By Tim Page
Washington Post Staff Writer
Saturday, April 15, 2006
Few works of music are shot through with the high solemnity of Bach's "St. Matthew Passion," and it takes on an even graver urgency when it is performed on Good Friday, as it was yesterday afternoon at the Kennedy Center.
This was the esteemed German conductor Helmuth Rilling's debut with the National Symphony Orchestra (he led the "St. Matthew Passion" at Constitution Hall nine years ago with the Choral Arts Society) and he did not disappoint. Rilling made splendid use of his youthful forces -- the University of Maryland Concert Choir and the even younger Children's Chorus of Washington -- and assembled a group of soloists noteworthy for both their individual accomplishments and the way they fit into a greater whole.
Rilling is a scholar as well as a conductor, and much contemporary scholarship tells us that Bach was likely to have heard steadier and more dancelike tempos than we are accustomed to from the classic recorded renditions by, say, Otto Klemperer and Willem Mengelberg. I will confess that the opening chorus -- some of the most anguished and emotionally complicated music ever written -- sounded disconcertingly light in Rilling's performance.
But in no wise did he try to transform the NSO into one of those wispy baroque bands that are so acclaimed in England and Boston. This was high tragedy from start to finish. The orchestra was neither large nor small; string soloists were allowed to pulsate with vibrato; the chorus was permitted full emotional latitude in the great cry of "Barabbas!" Indeed, nothing about Rilling's interpretation was pedantic -- for example, it was an unusual and effective idea to fade voices in and out of the chorale melodies, augmenting the dynamic range by adding singers to the rank rather than by asking the ones already singing to grow louder.
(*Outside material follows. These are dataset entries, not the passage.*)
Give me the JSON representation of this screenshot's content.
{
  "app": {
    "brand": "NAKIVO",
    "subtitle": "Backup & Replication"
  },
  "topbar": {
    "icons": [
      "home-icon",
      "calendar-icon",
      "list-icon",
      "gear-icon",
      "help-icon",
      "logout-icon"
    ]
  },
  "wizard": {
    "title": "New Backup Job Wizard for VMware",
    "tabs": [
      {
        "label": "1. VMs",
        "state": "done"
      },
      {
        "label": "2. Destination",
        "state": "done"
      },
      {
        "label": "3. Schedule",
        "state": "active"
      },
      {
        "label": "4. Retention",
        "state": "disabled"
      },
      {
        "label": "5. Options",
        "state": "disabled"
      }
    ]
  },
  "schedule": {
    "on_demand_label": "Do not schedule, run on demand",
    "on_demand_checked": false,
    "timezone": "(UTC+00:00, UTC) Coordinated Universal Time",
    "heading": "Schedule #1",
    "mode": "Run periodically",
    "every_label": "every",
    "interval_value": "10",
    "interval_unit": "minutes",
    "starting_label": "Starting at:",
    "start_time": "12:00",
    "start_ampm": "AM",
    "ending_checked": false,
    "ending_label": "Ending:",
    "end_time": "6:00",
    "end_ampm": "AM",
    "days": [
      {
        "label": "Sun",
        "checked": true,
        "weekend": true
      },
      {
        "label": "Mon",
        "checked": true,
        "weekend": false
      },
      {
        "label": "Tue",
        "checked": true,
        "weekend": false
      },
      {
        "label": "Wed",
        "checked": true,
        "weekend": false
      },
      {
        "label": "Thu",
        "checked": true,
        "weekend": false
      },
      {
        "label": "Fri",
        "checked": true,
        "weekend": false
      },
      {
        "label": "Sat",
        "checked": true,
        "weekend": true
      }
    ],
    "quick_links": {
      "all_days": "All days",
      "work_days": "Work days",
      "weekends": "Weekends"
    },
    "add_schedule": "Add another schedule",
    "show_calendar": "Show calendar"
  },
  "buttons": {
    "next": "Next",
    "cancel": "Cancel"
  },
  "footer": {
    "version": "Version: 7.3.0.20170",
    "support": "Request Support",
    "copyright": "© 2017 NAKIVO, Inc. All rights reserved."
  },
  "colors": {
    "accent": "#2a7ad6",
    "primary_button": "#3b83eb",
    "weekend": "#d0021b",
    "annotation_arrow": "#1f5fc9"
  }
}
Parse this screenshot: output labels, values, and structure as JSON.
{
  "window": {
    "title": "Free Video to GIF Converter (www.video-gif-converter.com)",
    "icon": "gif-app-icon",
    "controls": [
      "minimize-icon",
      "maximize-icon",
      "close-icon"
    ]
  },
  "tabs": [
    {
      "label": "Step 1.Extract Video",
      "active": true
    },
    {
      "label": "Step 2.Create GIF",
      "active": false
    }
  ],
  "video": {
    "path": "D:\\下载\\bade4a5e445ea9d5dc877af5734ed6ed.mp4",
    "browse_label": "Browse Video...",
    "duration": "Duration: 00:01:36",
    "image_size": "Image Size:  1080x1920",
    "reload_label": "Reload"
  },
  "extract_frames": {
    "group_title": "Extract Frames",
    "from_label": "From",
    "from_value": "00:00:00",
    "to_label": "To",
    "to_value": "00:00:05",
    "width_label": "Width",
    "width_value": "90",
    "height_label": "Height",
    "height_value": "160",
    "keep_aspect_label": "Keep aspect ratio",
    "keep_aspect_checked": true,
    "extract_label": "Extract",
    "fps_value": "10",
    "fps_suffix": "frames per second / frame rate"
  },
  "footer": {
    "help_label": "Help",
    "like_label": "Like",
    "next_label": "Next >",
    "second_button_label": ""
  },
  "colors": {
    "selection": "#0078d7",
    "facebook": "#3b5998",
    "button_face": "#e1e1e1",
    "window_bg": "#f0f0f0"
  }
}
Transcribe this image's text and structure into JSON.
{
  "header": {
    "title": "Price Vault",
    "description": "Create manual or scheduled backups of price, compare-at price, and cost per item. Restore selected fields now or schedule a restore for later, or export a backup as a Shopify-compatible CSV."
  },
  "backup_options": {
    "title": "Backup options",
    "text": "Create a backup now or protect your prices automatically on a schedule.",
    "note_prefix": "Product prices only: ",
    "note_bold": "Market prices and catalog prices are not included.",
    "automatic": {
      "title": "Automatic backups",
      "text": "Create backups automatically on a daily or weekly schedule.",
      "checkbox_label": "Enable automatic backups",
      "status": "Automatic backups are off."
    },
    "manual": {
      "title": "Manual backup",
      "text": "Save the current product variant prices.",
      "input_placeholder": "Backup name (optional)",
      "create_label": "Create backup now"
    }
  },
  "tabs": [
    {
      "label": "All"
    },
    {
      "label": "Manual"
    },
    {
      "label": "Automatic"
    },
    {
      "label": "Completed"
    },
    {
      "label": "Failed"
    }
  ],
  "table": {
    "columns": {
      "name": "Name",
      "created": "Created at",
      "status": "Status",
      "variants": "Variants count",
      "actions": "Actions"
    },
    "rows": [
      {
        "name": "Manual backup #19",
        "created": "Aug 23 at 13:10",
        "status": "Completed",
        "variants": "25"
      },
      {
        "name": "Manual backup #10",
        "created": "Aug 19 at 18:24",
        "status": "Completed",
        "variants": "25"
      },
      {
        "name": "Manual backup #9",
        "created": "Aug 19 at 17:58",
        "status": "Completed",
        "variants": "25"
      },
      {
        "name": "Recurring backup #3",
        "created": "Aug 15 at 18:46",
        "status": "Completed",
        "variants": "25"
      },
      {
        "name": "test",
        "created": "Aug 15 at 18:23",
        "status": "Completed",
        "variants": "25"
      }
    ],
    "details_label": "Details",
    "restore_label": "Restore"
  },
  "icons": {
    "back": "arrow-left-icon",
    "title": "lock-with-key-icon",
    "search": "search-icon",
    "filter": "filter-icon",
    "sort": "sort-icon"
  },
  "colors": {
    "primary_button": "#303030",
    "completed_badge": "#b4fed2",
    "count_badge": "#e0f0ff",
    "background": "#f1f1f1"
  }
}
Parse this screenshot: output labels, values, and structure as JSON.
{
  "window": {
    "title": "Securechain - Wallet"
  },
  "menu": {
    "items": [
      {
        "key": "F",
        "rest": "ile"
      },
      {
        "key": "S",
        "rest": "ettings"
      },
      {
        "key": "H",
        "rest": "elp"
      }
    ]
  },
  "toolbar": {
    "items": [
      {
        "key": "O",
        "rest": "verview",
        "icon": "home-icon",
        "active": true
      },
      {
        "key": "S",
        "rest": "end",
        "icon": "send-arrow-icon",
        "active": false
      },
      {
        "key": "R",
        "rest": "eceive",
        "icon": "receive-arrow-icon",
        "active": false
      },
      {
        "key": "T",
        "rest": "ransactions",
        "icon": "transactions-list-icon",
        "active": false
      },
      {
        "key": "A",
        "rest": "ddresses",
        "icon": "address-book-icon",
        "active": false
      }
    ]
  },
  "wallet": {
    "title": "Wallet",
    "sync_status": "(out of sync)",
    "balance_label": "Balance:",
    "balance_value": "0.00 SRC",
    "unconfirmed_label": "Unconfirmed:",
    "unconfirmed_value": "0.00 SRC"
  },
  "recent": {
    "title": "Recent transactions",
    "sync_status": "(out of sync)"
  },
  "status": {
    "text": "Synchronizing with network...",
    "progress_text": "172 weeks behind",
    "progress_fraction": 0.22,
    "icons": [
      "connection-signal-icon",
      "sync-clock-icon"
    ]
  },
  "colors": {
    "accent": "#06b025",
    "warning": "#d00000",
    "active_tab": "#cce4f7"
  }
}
Tenor Lothar Odinius was as good an Evangelist as I've heard, narrating the story with a mixture of fierce drama and honeyed lyricism. Baritone Christian Gerhaher made a warm and gently calming Christ, whose words are bathed in an unearthly aura of strings that sets them apart just as distinctly as those Bibles that print them in red ink. There was soulful, beautiful singing from soprano Kate Royal and contralto Ingeborg Danz (this last with an unusually light and agile voice for her range).
Bass Georg Zeppenfeld sang some of the less appealing characters in the drama -- notably Judas and Pilate -- in a manner that conveyed disapproval but never descended into stock villainy. Tenor Thomas Michael Allen combined clarion tones with a sure command of coloratura. Patrick Walders did well with the small part of the First Priest.
Unfortunately, during some of the most extraordinary moments of the score -- from the beginning of the trial right up to and including Christ's crucifixion -- one heard a strange wailing from the balcony. As it happened, it was a seeing-eye dog, which eventually quieted down or was removed -- a noble beast, to be sure, but its steady whimpering made for bizarre counterpoint with music of such exalted lamentation.
The concert, most likely without canine descant, will be repeated tonight at 8.